Students Choose if They Want to Continue Learning Virtually


Students at North learn virtually while attending in-person classes. While some students prefer to learn in-person and actually learn better that way, others prefer to learn virtually and learn better that way.

Shreeya Khambekar, Staff Writer

Success. Financial independence. Prosperity. All of those spring from one key foundation: education. The registration process determining what classes North High students will take next year began today and will end on Feb. 5, but planning how one will learn began at the end of January when Parkway North High students chose whether to go back to in-person learning or continue learning virtually next school year. Since each student learns differently, one option may be better than another for individual students.

“I like to work on my own and at my own pace,” said sophomore Lily Lageose. “Sometimes, I’m in the mood where I want to get everything done for the next two weeks, and other times I literally don’t want to do anything in life. So, [e-Learning] gives me the opportunity to balance it out, where I can do all my work one night if I want, or I can space it out through the week and [that gives me] the opportunity for my schedule to be flexible.”

There are various other reasons as to why a student may be well suited for a virtual environment.

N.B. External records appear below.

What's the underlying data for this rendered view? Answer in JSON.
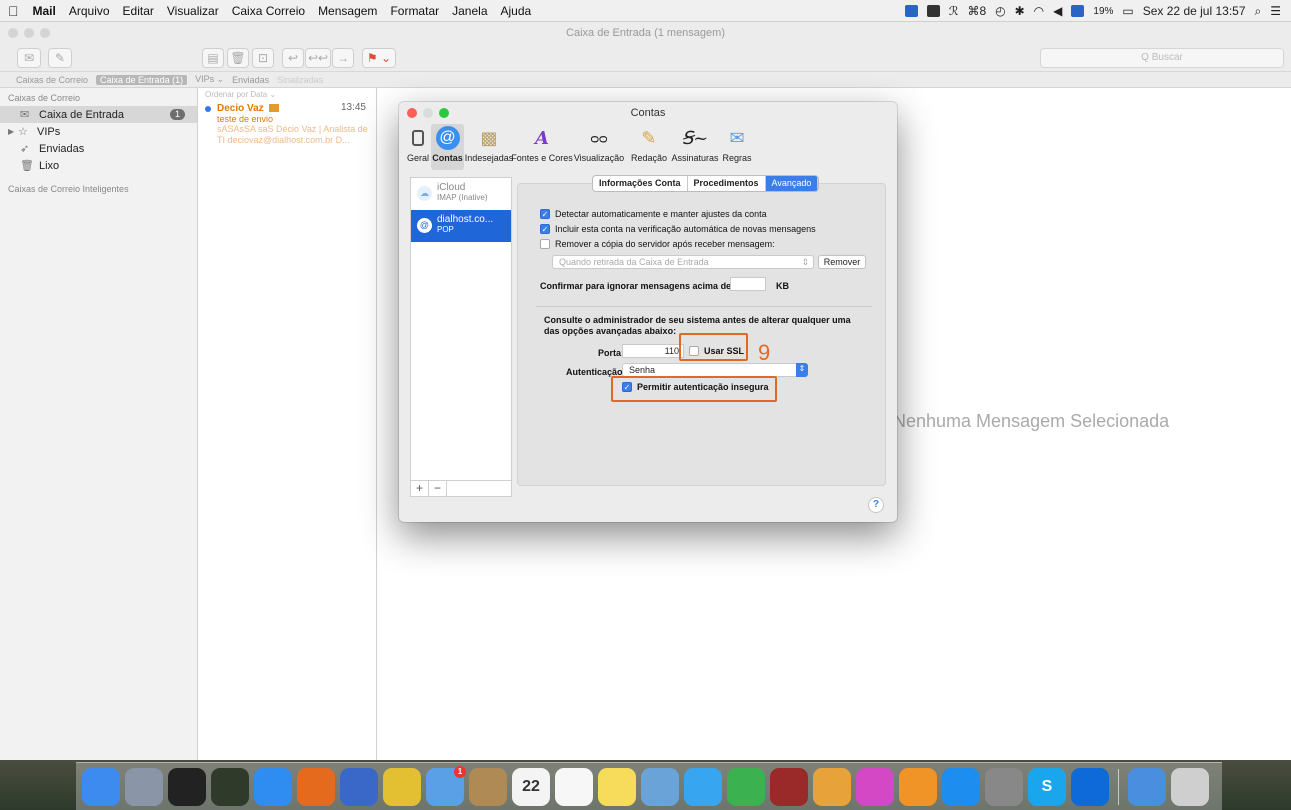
{
  "menubar": {
    "apple": "",
    "app": "Mail",
    "items": [
      "Arquivo",
      "Editar",
      "Visualizar",
      "Caixa Correio",
      "Mensagem",
      "Formatar",
      "Janela",
      "Ajuda"
    ],
    "status": {
      "battery": "19%",
      "datetime": "Sex 22 de jul 13:57"
    }
  },
  "window": {
    "title": "Caixa de Entrada (1 mensagem)",
    "search_placeholder": "Q Buscar"
  },
  "favorites": {
    "mailboxes": "Caixas de Correio",
    "inbox": "Caixa de Entrada (1)",
    "vips": "VIPs ⌄",
    "sent": "Enviadas",
    "flagged": "Sinalizadas"
  },
  "sidebar": {
    "header": "Caixas de Correio",
    "items": [
      {
        "label": "Caixa de Entrada",
        "badge": "1"
      },
      {
        "label": "VIPs"
      },
      {
        "label": "Enviadas"
      },
      {
        "label": "Lixo"
      }
    ],
    "smart_header": "Caixas de Correio Inteligentes"
  },
  "messages": {
    "sort": "Ordenar por Data ⌄",
    "list": [
      {
        "from": "Decio Vaz",
        "time": "13:45",
        "subject": "teste de envio",
        "preview": "sASAsSA saS Décio Vaz | Analista de TI deciovaz@dialhost.com.br D..."
      }
    ]
  },
  "no_selection": "Nenhuma Mensagem Selecionada",
  "prefs": {
    "title": "Contas",
    "tabs": [
      {
        "label": "Geral",
        "icon": "switch-icon"
      },
      {
        "label": "Contas",
        "icon": "at-icon"
      },
      {
        "label": "Indesejadas",
        "icon": "junk-icon"
      },
      {
        "label": "Fontes e Cores",
        "icon": "fonts-icon"
      },
      {
        "label": "Visualização",
        "icon": "glasses-icon"
      },
      {
        "label": "Redação",
        "icon": "pencil-icon"
      },
      {
        "label": "Assinaturas",
        "icon": "signature-icon"
      },
      {
        "label": "Regras",
        "icon": "rules-icon"
      }
    ],
    "accounts": [
      {
        "name": "iCloud",
        "type": "IMAP (Inative)"
      },
      {
        "name": "dialhost.co...",
        "type": "POP"
      }
    ],
    "segments": [
      "Informações Conta",
      "Procedimentos",
      "Avançado"
    ],
    "checks": [
      {
        "label": "Detectar automaticamente e manter ajustes da conta",
        "checked": true
      },
      {
        "label": "Incluir esta conta na verificação automática de novas mensagens",
        "checked": true
      },
      {
        "label": "Remover a cópia do servidor após receber mensagem:",
        "checked": false
      }
    ],
    "remove_popup": "Quando retirada da Caixa de Entrada",
    "remove_button": "Remover",
    "confirm_label": "Confirmar para ignorar mensagens acima de",
    "confirm_unit": "KB",
    "advisory": "Consulte o administrador de seu sistema antes de alterar qualquer uma das opções avançadas abaixo:",
    "port_label": "Porta:",
    "port_value": "110",
    "ssl_label": "Usar SSL",
    "ssl_checked": false,
    "auth_label": "Autenticação:",
    "auth_value": "Senha",
    "insecure_label": "Permitir autenticação insegura",
    "insecure_checked": true,
    "annotation": "9",
    "help": "?",
    "add": "+",
    "remove": "−"
  },
  "dock": {
    "apps": [
      {
        "name": "finder-icon",
        "color": "#3d8bef"
      },
      {
        "name": "launchpad-icon",
        "color": "#8a96a8"
      },
      {
        "name": "terminal-icon",
        "color": "#222222"
      },
      {
        "name": "activity-icon",
        "color": "#2f3a2a"
      },
      {
        "name": "safari-icon",
        "color": "#2f8cf0"
      },
      {
        "name": "firefox-icon",
        "color": "#e66a1d"
      },
      {
        "name": "thunderbird-icon",
        "color": "#3a68c8"
      },
      {
        "name": "chrome-icon",
        "color": "#e2c032"
      },
      {
        "name": "mail-icon",
        "color": "#5aa0e6",
        "badge": "1"
      },
      {
        "name": "contacts-icon",
        "color": "#b08a55"
      },
      {
        "name": "calendar-icon",
        "color": "#f4f4f4",
        "text": "22"
      },
      {
        "name": "reminders-icon",
        "color": "#f7f7f7"
      },
      {
        "name": "notes-icon",
        "color": "#f6dc5a"
      },
      {
        "name": "preview-icon",
        "color": "#6aa3d8"
      },
      {
        "name": "messages-icon",
        "color": "#37a5f0"
      },
      {
        "name": "facetime-icon",
        "color": "#3bb14f"
      },
      {
        "name": "photobooth-icon",
        "color": "#9a2a2a"
      },
      {
        "name": "photos-icon",
        "color": "#e7a23a"
      },
      {
        "name": "itunes-icon",
        "color": "#d447c5"
      },
      {
        "name": "books-icon",
        "color": "#f09428"
      },
      {
        "name": "appstore-icon",
        "color": "#1d8df0"
      },
      {
        "name": "systemprefs-icon",
        "color": "#888888"
      },
      {
        "name": "skype-icon",
        "color": "#1aa6ec",
        "text": "S"
      },
      {
        "name": "teamviewer-icon",
        "color": "#0e6ad8"
      }
    ],
    "extra": [
      {
        "name": "downloads-icon",
        "color": "#4a8ee0"
      },
      {
        "name": "trash-icon",
        "color": "#cfcfcf"
      }
    ]
  }
}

“I think what helps a lot of people that have been successful [virtually] so far are those that work hard to have a study schedule. A lot of people are struggling to separate work time and free time when it’s at home because they’re doing all the things at the same time in the same place, so mentally they keep everything locked together. They don’t take enough breaks or they work too hard,” said sophomore counselor Ben Reznikov.

However, not everyone is able to do well in virtual learning because of many things, such as loss of focus or technical difficulties.

“I think I do better in-person because I get distracted easily at home. When I’m in school, I at least make an effort to pay attention to the teacher,” said sophomore Tyrelle Henley.

Students and teachers were forced into an e-Learning environment in March of 2020. At that time, they did not know what to expect or how to learn or teach in that environment. Since then, e-Learning has improved in various areas, such as offering e-Teaching guidance courses to teachers, making devices more accessible for students and adding clear guidelines for the e-learning students.

“A lot of the improvements had to do with how we communicated with families,” said Dr. Jennifer Stanfill, Director of the Parkway Virtual Campus. “Also, just developing more clear guidelines and expectations for teachers in terms of consistency so that families know how to access and have the technology that they needed, and that teachers also had the tools they needed in order to teach in an online environment.”

Since these improvements have been made, many students have found that e-Learning fits better with their circumstances and have preferred e-Learning over in-person.

Even though students have already given their preference for whether or not they want to be a part of the Virtual High School next year, they will have the opportunity to switch from virtual high school to in-person in May if they desire. In the end, it’s up to the students to choose the type of learning that works best for them.